(Given data begins)
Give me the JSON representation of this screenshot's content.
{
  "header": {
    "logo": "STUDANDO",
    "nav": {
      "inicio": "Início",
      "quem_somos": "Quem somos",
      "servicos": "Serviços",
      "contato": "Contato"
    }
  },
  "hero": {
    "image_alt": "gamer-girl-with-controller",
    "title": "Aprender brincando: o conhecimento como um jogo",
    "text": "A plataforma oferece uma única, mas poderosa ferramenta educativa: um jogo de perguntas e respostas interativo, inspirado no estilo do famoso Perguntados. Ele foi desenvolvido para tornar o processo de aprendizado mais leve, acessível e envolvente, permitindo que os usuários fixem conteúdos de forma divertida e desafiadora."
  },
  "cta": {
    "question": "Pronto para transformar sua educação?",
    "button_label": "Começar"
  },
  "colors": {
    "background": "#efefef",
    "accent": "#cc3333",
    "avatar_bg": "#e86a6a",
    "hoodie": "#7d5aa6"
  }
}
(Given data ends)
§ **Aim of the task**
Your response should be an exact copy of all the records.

§ **Finished exercise**
Give me the JSON representation of this screenshot's content.
{
  "header": {
    "logo": "STUDANDO",
    "nav": {
      "inicio": "Início",
      "quem_somos": "Quem somos",
      "servicos": "Serviços",
      "contato": "Contato"
    }
  },
  "hero": {
    "image_alt": "gamer-girl-with-controller",
    "title": "Aprender brincando: o conhecimento como um jogo",
    "text": "A plataforma oferece uma única, mas poderosa ferramenta educativa: um jogo de perguntas e respostas interativo, inspirado no estilo do famoso Perguntados. Ele foi desenvolvido para tornar o processo de aprendizado mais leve, acessível e envolvente, permitindo que os usuários fixem conteúdos de forma divertida e desafiadora."
  },
  "cta": {
    "question": "Pronto para transformar sua educação?",
    "button_label": "Começar"
  },
  "colors": {
    "background": "#efefef",
    "accent": "#cc3333",
    "avatar_bg": "#e86a6a",
    "hoodie": "#7d5aa6"
  }
}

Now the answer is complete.